What’s Up World?
Between the cracks of the world’s news headlines.
Two sisters, one body
Ever had to share a bedroom with a sibling? Did you have to put up with their snoring, rubbish taste in music, tantrums or bad hygiene? Well imagine sharing a body…
23-year-old conjoined twins Abby and Brittany Hensel do exactly that. Born in Minnesota, USA, the sisters work together every day to do the things we take for granted, like finding something to wear, deciding what to eat, driving a car and choosing whether to go out or stay in.
They live remarkably normal lives, with Abby controlling the right hand side of their body and Brittany the left. Exemplifying cooperation at its very best, together the sisters have graduated from university, travelled the world and landed a job as teachers.
Now the pair have their own reality show, which has been made into a documentary and is currently airing around the world. Makes sharing a bathroom look like small fry…

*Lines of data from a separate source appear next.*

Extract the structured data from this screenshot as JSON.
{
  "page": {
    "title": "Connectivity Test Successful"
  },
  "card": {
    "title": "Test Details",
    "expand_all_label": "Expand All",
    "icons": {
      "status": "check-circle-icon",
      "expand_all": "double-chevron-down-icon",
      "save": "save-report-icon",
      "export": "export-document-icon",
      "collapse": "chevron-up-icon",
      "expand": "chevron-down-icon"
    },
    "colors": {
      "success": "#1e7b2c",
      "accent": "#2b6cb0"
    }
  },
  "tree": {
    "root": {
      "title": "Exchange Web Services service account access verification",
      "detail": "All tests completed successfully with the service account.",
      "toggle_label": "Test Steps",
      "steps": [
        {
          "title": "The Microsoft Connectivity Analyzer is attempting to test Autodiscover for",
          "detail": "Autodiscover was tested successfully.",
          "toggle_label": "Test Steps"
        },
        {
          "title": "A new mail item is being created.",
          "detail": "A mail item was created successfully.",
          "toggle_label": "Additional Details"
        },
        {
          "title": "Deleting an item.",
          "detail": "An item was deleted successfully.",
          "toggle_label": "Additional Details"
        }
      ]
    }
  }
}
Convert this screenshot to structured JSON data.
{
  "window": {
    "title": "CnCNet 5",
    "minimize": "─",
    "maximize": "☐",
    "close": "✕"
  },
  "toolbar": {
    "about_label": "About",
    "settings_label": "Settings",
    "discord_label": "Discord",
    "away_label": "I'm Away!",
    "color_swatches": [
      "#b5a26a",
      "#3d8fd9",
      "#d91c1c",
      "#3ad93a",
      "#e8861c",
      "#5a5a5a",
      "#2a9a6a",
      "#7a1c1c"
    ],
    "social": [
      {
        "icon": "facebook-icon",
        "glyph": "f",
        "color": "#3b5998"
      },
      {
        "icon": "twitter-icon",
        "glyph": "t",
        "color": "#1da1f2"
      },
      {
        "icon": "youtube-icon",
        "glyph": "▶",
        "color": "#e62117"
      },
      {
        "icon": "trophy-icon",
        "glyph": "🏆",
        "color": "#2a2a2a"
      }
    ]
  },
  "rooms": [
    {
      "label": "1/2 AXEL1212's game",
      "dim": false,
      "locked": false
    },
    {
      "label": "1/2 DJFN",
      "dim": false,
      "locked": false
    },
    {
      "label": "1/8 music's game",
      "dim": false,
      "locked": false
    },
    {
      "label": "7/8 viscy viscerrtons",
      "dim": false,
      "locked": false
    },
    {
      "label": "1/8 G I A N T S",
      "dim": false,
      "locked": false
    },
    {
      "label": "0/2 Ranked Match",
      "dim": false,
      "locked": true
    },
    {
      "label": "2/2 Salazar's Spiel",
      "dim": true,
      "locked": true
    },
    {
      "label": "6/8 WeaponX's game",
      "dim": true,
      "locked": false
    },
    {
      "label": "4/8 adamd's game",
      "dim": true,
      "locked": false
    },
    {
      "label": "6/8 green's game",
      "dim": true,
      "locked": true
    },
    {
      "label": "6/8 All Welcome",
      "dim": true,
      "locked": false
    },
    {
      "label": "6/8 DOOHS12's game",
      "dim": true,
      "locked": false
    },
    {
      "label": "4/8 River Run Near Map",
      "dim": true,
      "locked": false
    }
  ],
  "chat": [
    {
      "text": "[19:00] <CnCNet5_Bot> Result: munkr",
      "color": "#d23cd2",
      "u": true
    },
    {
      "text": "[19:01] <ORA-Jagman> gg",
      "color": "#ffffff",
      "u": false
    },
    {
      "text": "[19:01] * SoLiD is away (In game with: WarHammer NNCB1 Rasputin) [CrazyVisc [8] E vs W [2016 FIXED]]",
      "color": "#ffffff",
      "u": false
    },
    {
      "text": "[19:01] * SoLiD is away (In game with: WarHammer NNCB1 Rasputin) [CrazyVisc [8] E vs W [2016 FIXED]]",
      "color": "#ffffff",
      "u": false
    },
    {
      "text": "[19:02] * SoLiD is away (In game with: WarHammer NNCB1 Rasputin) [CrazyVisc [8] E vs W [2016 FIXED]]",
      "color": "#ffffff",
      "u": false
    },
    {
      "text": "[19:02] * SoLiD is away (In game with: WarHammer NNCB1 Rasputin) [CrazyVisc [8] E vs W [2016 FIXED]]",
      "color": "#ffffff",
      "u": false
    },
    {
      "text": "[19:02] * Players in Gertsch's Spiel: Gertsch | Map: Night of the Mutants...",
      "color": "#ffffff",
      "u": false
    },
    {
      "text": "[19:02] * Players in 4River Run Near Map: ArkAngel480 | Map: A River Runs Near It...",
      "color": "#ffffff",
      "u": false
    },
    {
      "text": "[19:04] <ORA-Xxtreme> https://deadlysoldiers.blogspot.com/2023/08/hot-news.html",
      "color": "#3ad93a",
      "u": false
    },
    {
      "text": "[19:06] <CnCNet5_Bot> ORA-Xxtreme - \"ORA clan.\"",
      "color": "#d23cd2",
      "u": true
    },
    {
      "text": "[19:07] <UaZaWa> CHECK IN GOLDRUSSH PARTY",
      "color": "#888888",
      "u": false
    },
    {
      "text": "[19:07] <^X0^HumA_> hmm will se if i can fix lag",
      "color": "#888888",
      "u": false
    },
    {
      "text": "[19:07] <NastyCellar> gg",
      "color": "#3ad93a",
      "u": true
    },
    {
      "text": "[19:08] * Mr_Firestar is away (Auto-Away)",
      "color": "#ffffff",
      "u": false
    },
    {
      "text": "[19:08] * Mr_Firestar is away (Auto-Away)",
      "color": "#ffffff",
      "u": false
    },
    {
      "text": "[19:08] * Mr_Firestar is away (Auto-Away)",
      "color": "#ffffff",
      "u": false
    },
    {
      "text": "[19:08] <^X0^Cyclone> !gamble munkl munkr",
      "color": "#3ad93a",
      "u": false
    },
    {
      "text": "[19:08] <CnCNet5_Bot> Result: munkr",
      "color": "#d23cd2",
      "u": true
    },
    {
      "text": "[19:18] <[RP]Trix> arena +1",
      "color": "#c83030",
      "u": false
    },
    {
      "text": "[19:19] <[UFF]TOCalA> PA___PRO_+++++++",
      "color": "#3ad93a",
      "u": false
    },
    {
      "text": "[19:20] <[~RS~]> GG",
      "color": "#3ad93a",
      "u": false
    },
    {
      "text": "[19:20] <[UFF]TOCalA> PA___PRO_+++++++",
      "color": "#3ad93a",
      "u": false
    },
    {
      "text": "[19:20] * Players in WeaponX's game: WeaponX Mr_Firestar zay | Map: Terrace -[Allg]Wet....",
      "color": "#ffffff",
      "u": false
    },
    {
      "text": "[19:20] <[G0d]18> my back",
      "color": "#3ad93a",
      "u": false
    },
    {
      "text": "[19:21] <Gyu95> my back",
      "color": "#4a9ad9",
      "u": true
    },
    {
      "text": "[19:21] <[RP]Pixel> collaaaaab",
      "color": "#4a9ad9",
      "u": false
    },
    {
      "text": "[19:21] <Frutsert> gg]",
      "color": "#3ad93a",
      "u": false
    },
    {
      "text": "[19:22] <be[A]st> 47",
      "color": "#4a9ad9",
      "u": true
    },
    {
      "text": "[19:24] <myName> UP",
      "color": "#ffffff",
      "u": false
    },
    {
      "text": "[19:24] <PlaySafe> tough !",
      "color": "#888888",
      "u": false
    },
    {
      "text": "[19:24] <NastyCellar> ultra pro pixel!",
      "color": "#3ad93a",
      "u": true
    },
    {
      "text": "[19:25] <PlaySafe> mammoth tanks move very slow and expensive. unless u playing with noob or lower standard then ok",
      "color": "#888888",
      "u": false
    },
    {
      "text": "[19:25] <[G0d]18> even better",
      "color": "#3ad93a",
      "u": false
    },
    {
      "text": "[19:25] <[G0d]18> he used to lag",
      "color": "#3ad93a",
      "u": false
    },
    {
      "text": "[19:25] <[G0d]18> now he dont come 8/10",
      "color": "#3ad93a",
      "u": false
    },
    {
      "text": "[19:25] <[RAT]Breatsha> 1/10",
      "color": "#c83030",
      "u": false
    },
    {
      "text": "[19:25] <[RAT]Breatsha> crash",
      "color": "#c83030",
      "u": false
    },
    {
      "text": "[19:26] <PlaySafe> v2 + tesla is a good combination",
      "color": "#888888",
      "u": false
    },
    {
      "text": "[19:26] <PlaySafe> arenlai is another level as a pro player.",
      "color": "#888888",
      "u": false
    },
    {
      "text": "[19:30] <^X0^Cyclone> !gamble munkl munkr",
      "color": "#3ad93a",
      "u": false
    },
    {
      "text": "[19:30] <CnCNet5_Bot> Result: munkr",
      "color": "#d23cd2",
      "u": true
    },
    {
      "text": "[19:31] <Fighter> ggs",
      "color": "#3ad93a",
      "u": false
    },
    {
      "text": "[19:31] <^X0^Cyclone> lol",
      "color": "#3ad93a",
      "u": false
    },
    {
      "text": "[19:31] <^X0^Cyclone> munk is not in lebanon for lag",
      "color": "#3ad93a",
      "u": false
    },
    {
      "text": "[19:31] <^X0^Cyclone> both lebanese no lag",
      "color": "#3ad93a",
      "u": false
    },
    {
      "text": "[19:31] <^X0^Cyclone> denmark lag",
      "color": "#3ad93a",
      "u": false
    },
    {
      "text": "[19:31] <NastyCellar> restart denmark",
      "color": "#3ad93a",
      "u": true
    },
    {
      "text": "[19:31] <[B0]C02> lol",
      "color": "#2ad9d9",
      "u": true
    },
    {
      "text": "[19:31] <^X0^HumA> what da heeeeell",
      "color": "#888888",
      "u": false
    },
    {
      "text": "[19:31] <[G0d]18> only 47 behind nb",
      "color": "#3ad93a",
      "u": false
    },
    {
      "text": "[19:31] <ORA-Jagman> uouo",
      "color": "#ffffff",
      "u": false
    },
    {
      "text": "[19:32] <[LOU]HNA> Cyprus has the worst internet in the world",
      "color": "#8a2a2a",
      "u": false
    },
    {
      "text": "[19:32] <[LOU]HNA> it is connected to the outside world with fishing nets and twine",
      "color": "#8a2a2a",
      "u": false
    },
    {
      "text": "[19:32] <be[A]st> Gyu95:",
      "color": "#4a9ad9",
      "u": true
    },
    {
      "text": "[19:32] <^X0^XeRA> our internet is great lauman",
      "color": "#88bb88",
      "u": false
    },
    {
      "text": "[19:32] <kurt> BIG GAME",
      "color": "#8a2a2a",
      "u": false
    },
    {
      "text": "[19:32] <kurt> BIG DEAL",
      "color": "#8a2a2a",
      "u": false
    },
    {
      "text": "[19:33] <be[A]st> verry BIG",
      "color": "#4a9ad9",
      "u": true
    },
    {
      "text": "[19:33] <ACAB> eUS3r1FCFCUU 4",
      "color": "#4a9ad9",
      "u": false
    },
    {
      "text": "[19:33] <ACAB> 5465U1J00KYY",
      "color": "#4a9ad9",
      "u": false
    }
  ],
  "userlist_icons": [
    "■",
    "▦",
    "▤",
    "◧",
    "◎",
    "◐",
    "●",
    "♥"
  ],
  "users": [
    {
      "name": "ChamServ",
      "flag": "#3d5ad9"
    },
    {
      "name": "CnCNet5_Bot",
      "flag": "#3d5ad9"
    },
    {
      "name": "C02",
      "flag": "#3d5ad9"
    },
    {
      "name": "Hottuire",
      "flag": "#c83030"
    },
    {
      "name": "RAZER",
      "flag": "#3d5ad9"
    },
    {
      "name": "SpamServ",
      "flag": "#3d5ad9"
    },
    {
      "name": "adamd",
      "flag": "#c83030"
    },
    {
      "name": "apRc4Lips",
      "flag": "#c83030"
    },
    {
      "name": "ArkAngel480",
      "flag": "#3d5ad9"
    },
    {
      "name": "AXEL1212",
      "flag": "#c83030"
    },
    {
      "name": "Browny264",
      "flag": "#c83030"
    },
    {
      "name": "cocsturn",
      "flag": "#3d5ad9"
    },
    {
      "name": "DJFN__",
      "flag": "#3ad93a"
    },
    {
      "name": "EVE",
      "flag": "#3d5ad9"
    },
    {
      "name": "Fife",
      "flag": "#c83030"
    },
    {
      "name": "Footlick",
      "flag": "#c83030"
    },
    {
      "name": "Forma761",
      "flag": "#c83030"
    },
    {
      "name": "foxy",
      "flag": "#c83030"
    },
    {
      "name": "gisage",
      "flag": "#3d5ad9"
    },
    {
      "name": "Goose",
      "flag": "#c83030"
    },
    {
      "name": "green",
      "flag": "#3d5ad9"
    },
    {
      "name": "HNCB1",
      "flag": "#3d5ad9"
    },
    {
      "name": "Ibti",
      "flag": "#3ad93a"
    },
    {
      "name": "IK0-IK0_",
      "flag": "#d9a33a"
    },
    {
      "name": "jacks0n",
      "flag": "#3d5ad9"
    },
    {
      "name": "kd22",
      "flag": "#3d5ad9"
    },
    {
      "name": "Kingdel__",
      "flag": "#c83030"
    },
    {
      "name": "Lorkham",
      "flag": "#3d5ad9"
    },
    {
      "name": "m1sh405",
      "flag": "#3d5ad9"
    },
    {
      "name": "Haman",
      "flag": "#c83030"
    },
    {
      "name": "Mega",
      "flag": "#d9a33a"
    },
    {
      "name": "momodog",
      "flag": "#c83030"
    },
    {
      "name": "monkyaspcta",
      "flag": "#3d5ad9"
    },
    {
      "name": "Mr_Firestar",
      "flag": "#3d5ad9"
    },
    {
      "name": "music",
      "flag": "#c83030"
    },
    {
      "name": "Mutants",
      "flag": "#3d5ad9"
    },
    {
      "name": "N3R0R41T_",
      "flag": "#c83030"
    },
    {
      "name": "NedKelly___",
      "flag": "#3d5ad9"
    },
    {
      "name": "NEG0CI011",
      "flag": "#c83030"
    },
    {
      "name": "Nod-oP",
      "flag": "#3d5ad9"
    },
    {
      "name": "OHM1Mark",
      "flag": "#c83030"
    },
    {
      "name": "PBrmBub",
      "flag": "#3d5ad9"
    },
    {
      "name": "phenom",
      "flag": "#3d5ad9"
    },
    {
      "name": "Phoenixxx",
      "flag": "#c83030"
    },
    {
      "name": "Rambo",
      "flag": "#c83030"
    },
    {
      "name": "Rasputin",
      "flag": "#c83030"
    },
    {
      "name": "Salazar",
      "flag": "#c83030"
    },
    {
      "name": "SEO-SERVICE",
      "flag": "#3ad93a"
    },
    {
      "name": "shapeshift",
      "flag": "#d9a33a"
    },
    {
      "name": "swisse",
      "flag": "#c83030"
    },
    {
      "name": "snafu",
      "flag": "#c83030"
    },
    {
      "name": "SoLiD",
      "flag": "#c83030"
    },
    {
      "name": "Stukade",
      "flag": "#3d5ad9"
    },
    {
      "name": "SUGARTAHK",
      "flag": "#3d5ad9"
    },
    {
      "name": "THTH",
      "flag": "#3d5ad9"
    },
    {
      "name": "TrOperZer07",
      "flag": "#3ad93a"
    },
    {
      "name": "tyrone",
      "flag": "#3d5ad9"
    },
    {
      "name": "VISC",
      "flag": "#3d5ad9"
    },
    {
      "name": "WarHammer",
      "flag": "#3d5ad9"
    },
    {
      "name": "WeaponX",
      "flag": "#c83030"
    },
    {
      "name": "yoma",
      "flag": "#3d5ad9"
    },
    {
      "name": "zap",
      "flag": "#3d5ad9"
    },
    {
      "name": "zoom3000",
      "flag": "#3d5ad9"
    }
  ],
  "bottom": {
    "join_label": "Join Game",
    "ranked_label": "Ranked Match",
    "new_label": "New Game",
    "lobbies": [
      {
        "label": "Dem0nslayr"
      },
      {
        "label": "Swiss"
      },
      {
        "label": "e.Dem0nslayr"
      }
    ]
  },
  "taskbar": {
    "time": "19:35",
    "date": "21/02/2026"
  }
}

Malariaremains one of the biggest killer diseases on the planet today, with an estimated 219 million cases occurring around the world each year. And shockingly, it’s not going away because many of the drugs being used to treat it are fake.
In two of the countries worst-plagued by the disease, Uganda and Tanzania, it’s estimated that one third of all medication being dispensed is fake or substandard. Counterfeit pills are everywhere, filling the shelves of local pharmacies, and even health professionals are often unable to tell the difference.
Last Thursday was World Malaria Day, and the Pulitzer Centre hosted a Google Hangout, where expert doctors and journalists discussed theimpact of fake malaria drugs. They kindly recorded it so you can play it back here.
Have a read of our correspondent Kristine’s dice with death after contracting Malaria here.
Tamil war fallout
The civil war between the Sri Lankan government and guerrilla group, Tamil Tigers, raged across northern and eastern Sri Lanka for almost four decades from the early 1970s, seeing some of the most brutal attacks on political groups and civilians imaginable. The battle officially concluded in 2009, when government forces captured the rebels’ final stronghold. But unfortunately it’s not over.
The atrocities against innocent civilians continue, as Sri Lankan security forces seek out and detain people suspected of being members or supporters of the Tamil Tigers. Human Rights Watch is reporting that the politically motivated rape, sexual assault and torture of suspects in custody has continued since the conflict, up to the present day.
A special report, ‘We Will Teach You a Lesson: Sexual Violence against Tamils by Sri Lankan Security Forces’, gives first hand accounts of men and women assaulted at the hands of the army, police, and pro-government paramilitary groups. To learn more click here.
Africa through new eyes
A new generation is using photography to change the narrative about the continent of Africa.
The programme showcases photographers Emeka Okereke, Barbara Minishi, George Osodi, Neo Ntsoma, Baudouin Mouanda and Mario Macilau as they use their craft to define Africa for themselves. Definitely worth a watch!